Should you buy a motorized rig or a towable? That could be a series of articles but, very briefly, remember that a motorized RV may have to be serviced by specific mechanics. For example, many local Ford dealers may not have the ability to work on RVs based on Ford chassis. Therefore, you may find yourself going to a larger commercial dealership.
Diesel pushers have a limited number of places where they can be serviced, and those places usually work on buses and big trucks.
Further, motorized RVs may be expensive to insure and register. This would be a bummer if you only use it infrequently.
But drivable RVs have the advantage of the fact that they’re just there, ready to go. Turn the key, hit the road.
If you know how to properly configure your tow vehicle and choose accordingly, a towable RV such as a travel trailer, fifth wheel or even a small pop-up can be a wise choice. They’re much less expensive plus almost anybody can work on a pickup, if that’s what you’re towing with.
Lots of folks get fooled by vehicle manufacturers stating how much their vehicles can tow. However, in this article, I share some tips for matching your trailer with your tow vehicle. Essentially, the weight of what your tow vehicle is carrying is almost more important than the gross weight of what you’re towing.

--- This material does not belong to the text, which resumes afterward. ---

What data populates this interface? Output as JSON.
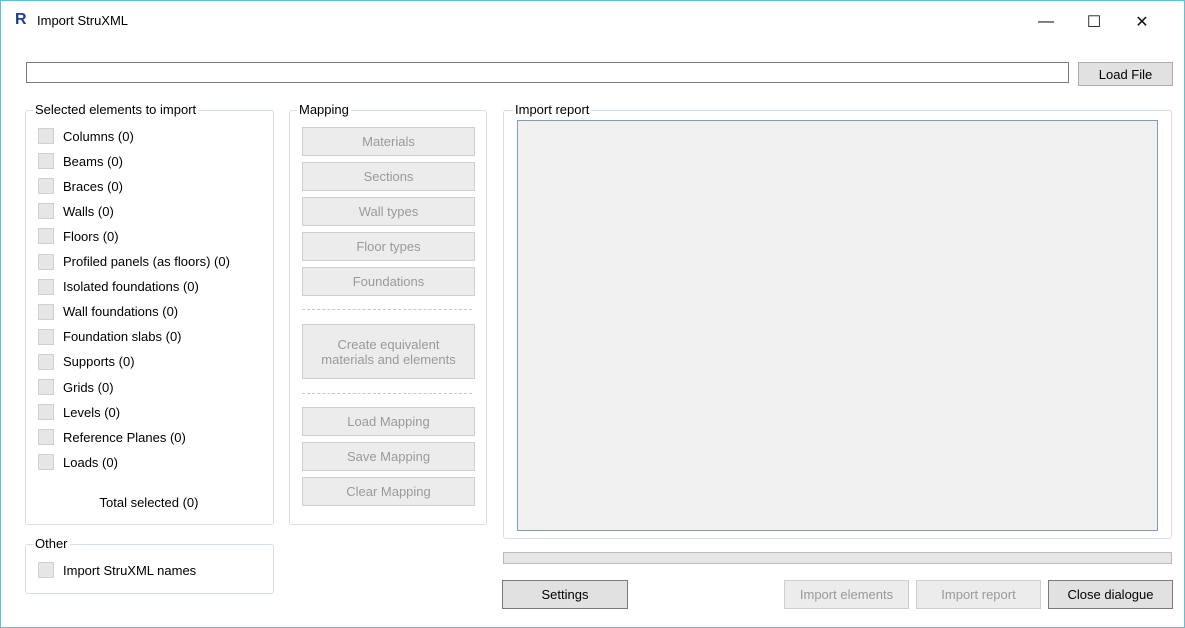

Here are even more towing resources, if this is the route you’re going.
Upgrades and options
Some dealers have all sorts of upgrades, options and malarkey they try to sell you.
For example, should you buy an extended warranty? Here’s an answer.
But should you buy things like fabric protection, finish protection, undercoating or almost any other product like that? I would say no.
As for financing and gap insurance, do your own research before you move forward. Many local credit unions offer great loan packages but so do some dealers. In fact, some dealers actually work with local credit unions which can result in great financing. But not always.
Shopping for an RV: In summary
This may sound like a doom-and-gloom article but it isn’t meant to be. In fact, I think RVing is the best way to vacation, period. But I also want you to be realistic in your expectations. RVs are hand-built, and not to the standards of your automobile. The more you know about them and are able to repair the little things that come up, the better off you’ll be.
Further, the more accurately you can pinpoint how you’ll use the RV to how you ultimately do so, the more you’ll enjoy it. I like to suggest buying your third RV first—and know that the cheapest option may not be the best. But it also might be, depending on your circumstances and camping style.